  31. Ohh my, Sommer…I simply love this post. The tips and pictures are amazing, I’m 26 and been married for 2 years and I must admit that our relationship changed from when we were enganged to being married. The struggles are bigger but they brought us closer and made us stronger. I believe that communication is the key to a healthy relationship…along with feeding your hubby tasty food and adding spices into the bedroom :) Love your blog and it’s additions x x x

  32. Great words of wisdom! My husband and I have been together for 25 years, married for 21 this year. Talk about feeling old! It is an incredible blessing to be married to your best friend. We talk about everything and do our best to adhere to the old adage of never going to bed angry.

  33. Great tips, Sommer! The hubs and I will be celebrating 6 years in November. Marriage is work, but worth every minute of it. Congrats to you and Dan on 15 years. Hugs!

  34. Love your “girl talk!” I admire your and Dan’s relationship and love these tips. We can all learn something from them. My tips would be to try to never fight mean… even when you are very mad. And forgive. Great post :-)

  35. Very, very wise words. I’ve been with my husband since I was 17 (coming up on 10 years together). There were two points of yours that I would do a standing ovation for if I could! The first is: “Children are a gift, but they are not a solution. ” I cannot agree more. I’ve known two women in the last year who have had babies in a desperate attempt to save their terrible relationships. It hasn’t worked, at all. Nothing will test your relationship like having a child. Yes, they bring you closer together but they can also drive you apart if the bonds of your relationship aren’t strong enough.

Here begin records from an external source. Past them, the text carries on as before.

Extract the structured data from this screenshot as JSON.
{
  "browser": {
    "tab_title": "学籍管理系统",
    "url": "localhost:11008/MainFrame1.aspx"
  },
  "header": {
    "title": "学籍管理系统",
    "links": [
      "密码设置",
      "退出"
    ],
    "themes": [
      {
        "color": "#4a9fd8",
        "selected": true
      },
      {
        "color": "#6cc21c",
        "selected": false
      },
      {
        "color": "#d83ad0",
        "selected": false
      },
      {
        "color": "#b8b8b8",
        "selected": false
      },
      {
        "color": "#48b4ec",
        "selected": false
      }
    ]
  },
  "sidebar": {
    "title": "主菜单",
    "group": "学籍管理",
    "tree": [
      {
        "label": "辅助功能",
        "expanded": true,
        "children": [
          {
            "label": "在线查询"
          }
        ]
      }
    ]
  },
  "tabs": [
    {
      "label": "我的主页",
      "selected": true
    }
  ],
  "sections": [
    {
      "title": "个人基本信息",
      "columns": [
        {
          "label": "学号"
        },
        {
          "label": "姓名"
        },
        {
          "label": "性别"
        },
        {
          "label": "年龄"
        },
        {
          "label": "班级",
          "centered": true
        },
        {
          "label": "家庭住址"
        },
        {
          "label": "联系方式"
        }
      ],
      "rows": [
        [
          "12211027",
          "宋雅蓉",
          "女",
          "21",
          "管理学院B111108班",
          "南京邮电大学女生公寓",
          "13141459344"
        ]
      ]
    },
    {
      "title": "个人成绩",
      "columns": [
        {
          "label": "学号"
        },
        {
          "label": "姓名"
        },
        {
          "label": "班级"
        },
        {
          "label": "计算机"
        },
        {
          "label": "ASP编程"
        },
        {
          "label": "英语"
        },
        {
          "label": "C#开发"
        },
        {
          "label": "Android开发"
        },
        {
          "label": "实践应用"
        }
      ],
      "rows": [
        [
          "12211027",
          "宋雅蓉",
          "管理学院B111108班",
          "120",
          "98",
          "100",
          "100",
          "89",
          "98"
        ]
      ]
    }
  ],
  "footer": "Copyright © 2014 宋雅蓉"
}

    The other point I loved was: “You don’t fall in love, you choose to love.” YES! It took me awhile to realise this. I remember being so worried about was I really “in love” or had I fallen out of love. Loving your spouse is much deeper than that. It’s hard work, it’s a real commitment, but the important thing is: is the hard work worth it? Do all the good times you have together make the bad times trivial by comparison.